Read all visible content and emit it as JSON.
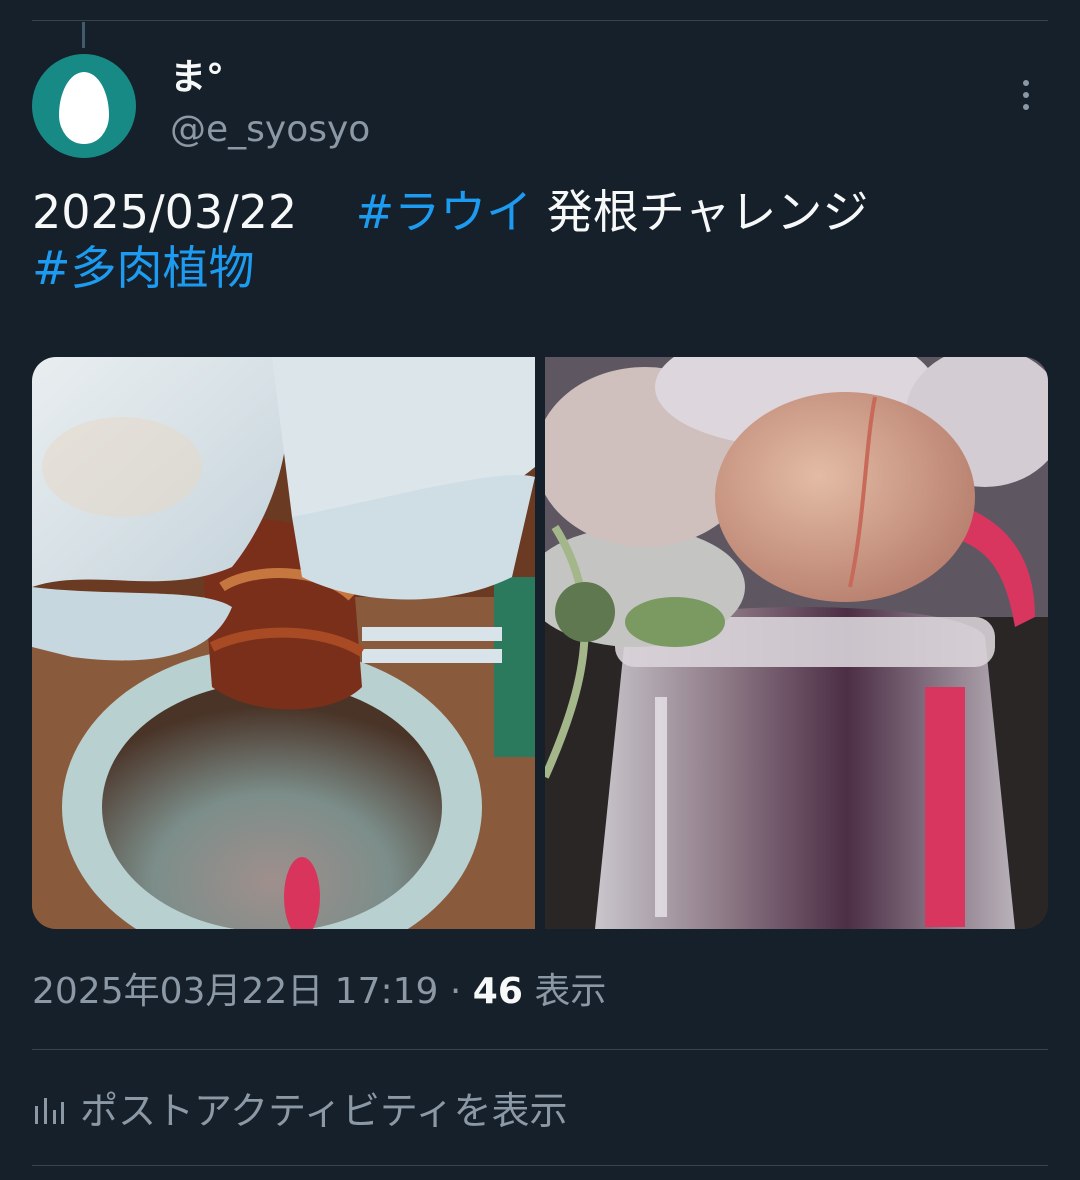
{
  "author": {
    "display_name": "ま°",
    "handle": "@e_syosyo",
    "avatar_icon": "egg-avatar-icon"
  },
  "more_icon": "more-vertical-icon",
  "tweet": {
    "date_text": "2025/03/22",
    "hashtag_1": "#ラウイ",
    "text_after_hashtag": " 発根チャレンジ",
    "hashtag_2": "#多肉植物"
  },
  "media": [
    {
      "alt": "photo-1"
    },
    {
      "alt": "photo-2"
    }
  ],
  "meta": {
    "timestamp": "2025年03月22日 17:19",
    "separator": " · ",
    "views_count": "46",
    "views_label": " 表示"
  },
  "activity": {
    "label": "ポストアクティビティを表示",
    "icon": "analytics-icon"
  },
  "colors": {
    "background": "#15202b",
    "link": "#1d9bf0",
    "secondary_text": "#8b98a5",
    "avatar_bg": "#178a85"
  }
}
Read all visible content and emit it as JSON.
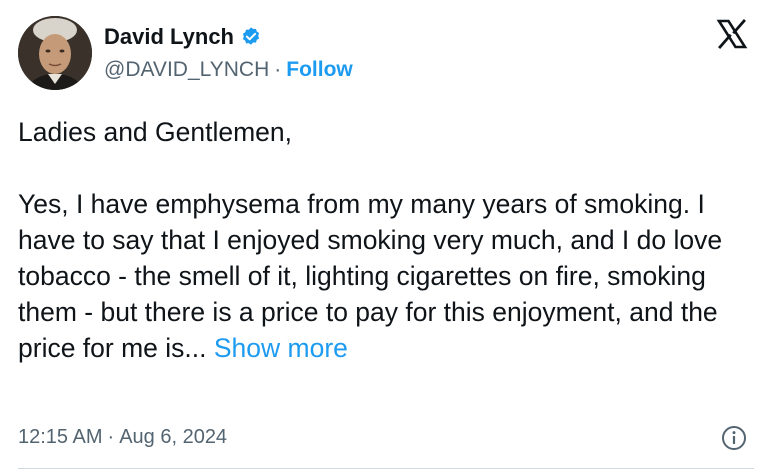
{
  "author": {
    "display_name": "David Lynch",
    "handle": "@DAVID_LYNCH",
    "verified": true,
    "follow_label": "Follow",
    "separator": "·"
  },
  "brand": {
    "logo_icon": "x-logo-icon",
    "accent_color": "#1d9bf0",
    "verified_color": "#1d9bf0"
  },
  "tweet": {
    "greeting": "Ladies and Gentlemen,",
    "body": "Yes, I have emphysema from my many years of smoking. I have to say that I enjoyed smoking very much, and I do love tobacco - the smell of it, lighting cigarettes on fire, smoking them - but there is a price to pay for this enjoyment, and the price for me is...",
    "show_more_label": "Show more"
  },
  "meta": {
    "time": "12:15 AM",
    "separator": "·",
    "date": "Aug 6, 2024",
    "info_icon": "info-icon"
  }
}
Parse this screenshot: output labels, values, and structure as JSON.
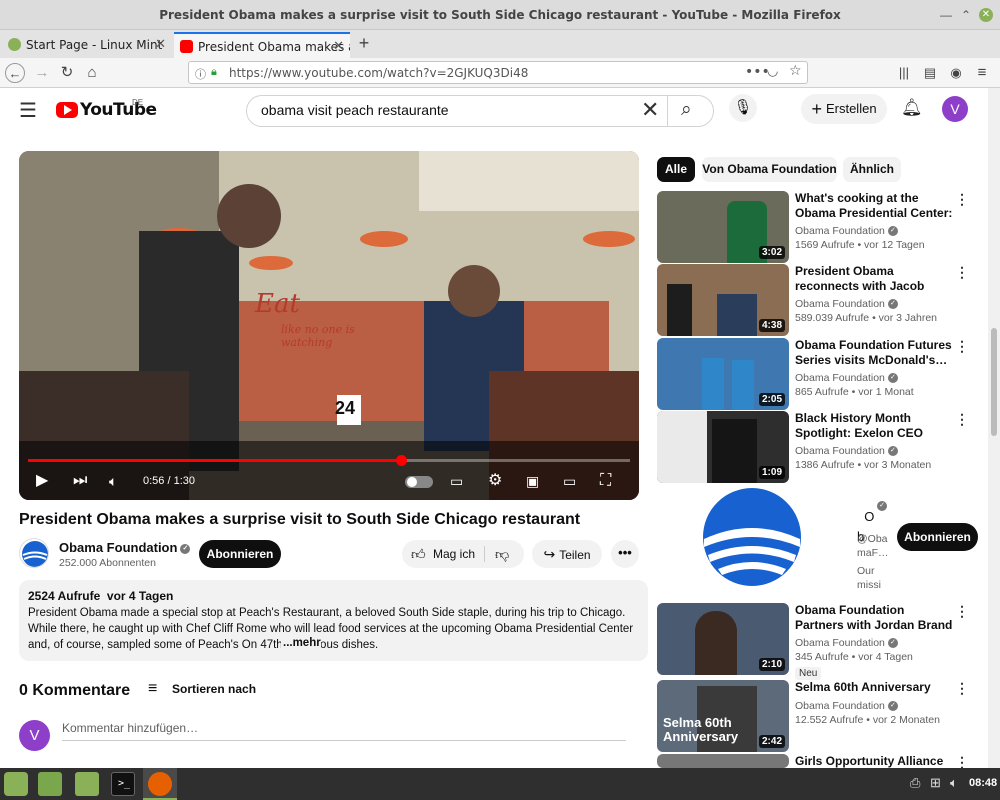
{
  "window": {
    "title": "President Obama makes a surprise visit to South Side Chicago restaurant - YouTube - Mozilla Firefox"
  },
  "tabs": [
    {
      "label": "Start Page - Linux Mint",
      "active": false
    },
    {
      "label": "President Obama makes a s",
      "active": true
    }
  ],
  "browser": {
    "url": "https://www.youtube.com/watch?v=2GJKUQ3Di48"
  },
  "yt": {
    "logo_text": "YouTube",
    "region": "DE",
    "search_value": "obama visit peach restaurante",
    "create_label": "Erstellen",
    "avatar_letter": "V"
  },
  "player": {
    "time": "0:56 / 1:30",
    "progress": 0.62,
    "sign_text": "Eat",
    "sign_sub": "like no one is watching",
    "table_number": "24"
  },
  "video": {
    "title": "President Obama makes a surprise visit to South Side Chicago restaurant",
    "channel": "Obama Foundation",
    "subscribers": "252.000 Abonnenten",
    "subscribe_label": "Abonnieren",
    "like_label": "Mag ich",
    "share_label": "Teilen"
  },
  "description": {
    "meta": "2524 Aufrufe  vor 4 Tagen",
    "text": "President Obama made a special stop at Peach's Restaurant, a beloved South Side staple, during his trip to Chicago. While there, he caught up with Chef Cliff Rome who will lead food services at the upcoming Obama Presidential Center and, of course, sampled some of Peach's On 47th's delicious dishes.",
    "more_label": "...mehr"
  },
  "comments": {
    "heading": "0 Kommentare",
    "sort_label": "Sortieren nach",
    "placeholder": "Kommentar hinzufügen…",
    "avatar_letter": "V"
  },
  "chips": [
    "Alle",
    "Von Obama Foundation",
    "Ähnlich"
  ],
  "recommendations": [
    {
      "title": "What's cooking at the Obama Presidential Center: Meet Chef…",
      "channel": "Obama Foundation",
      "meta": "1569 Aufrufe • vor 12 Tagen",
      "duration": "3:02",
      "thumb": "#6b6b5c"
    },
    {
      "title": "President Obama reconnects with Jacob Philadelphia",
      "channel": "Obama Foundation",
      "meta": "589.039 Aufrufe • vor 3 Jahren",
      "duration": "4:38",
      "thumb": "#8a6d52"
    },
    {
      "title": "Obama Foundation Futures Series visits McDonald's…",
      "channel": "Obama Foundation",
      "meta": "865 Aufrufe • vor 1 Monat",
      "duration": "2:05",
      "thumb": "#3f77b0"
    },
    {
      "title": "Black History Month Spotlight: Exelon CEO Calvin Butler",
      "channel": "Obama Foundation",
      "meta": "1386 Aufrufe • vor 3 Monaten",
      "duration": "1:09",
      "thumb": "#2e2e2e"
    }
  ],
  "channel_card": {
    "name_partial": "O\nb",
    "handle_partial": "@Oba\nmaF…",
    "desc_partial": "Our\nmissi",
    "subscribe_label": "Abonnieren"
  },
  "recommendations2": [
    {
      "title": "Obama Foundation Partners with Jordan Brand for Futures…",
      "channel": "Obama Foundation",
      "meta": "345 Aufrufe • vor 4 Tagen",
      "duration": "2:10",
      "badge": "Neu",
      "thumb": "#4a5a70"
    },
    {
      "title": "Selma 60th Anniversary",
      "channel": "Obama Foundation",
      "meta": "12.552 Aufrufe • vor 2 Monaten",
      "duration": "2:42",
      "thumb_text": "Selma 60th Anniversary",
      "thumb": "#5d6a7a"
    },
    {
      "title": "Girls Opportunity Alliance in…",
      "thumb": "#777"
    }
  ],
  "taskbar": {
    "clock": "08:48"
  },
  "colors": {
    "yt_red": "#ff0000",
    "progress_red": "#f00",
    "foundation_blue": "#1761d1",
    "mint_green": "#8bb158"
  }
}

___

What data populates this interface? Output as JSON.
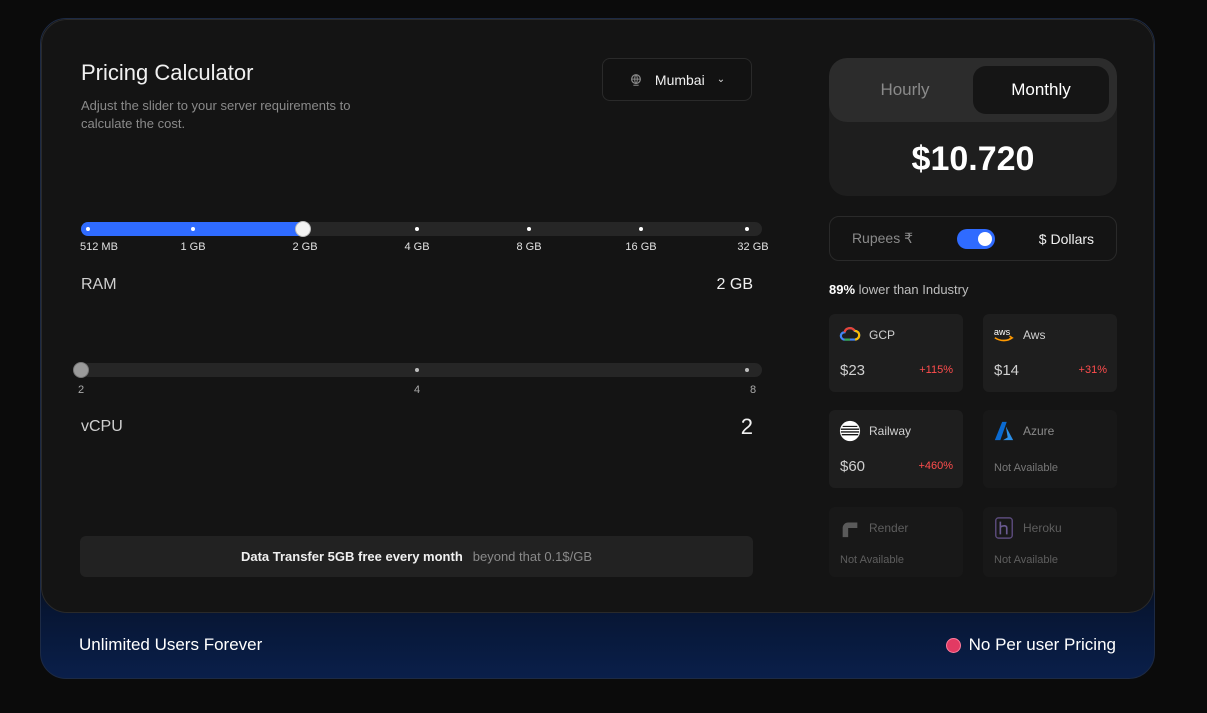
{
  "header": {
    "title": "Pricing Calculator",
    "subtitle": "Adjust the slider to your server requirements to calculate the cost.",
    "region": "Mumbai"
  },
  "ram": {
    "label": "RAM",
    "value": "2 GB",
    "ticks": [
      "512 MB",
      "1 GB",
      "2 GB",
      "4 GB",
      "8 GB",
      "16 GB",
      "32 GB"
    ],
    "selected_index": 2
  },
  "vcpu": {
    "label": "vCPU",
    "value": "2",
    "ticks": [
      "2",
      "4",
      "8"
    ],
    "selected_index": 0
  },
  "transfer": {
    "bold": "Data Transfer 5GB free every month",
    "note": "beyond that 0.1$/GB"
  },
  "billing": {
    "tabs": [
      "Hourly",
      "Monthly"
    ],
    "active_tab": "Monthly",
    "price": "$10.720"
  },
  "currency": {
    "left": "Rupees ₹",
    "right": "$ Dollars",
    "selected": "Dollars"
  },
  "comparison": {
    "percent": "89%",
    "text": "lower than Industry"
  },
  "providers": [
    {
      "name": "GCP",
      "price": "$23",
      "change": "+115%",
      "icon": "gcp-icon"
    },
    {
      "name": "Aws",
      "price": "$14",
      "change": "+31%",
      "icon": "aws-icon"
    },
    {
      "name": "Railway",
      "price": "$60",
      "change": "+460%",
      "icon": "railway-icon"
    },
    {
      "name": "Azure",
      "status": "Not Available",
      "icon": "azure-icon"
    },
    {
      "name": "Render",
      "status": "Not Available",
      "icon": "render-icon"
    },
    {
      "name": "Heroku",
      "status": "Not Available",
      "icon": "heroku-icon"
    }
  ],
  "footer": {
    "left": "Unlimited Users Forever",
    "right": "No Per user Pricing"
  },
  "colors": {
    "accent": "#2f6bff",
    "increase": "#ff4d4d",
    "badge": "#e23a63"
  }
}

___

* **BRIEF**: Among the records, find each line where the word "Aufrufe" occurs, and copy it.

* **FINISHED TASK**:
    "meta": "2524 Aufrufe  vor 4 Tagen",
      "meta": "1569 Aufrufe • vor 12 Tagen",
      "meta": "589.039 Aufrufe • vor 3 Jahren",
      "meta": "865 Aufrufe • vor 1 Monat",
      "meta": "1386 Aufrufe • vor 3 Monaten",
      "meta": "345 Aufrufe • vor 4 Tagen",
      "meta": "12.552 Aufrufe • vor 2 Monaten",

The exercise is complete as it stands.